Excerpts from an interface dataset
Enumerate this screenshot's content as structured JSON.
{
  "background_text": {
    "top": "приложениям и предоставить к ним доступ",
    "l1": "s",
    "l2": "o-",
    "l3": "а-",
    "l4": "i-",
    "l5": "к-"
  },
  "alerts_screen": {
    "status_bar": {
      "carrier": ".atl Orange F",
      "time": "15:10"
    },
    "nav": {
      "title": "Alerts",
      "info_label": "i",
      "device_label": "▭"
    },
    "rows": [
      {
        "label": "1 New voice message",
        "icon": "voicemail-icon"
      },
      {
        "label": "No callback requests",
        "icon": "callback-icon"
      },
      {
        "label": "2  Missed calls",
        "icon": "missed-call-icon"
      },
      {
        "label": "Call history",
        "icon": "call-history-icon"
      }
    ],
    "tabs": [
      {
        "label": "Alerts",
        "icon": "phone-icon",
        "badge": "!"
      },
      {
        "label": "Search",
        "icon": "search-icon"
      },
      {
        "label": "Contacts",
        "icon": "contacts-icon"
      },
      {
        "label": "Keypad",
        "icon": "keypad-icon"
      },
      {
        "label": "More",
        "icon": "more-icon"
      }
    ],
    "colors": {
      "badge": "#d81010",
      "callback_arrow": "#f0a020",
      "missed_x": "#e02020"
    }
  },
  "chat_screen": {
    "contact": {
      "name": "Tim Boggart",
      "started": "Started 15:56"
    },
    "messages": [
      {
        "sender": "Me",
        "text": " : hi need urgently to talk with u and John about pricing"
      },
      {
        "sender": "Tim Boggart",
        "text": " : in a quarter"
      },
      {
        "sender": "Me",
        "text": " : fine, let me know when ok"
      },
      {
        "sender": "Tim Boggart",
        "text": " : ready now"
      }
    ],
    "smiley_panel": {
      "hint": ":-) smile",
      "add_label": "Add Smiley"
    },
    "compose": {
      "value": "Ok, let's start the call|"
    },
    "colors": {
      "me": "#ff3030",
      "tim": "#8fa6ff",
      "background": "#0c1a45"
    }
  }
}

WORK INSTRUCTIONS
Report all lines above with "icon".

ANSWER TO THE PROBLEM
        "icon": "voicemail-icon"
        "icon": "callback-icon"
        "icon": "missed-call-icon"
        "icon": "call-history-icon"
        "icon": "phone-icon",
        "icon": "search-icon"
        "icon": "contacts-icon"
        "icon": "keypad-icon"
        "icon": "more-icon"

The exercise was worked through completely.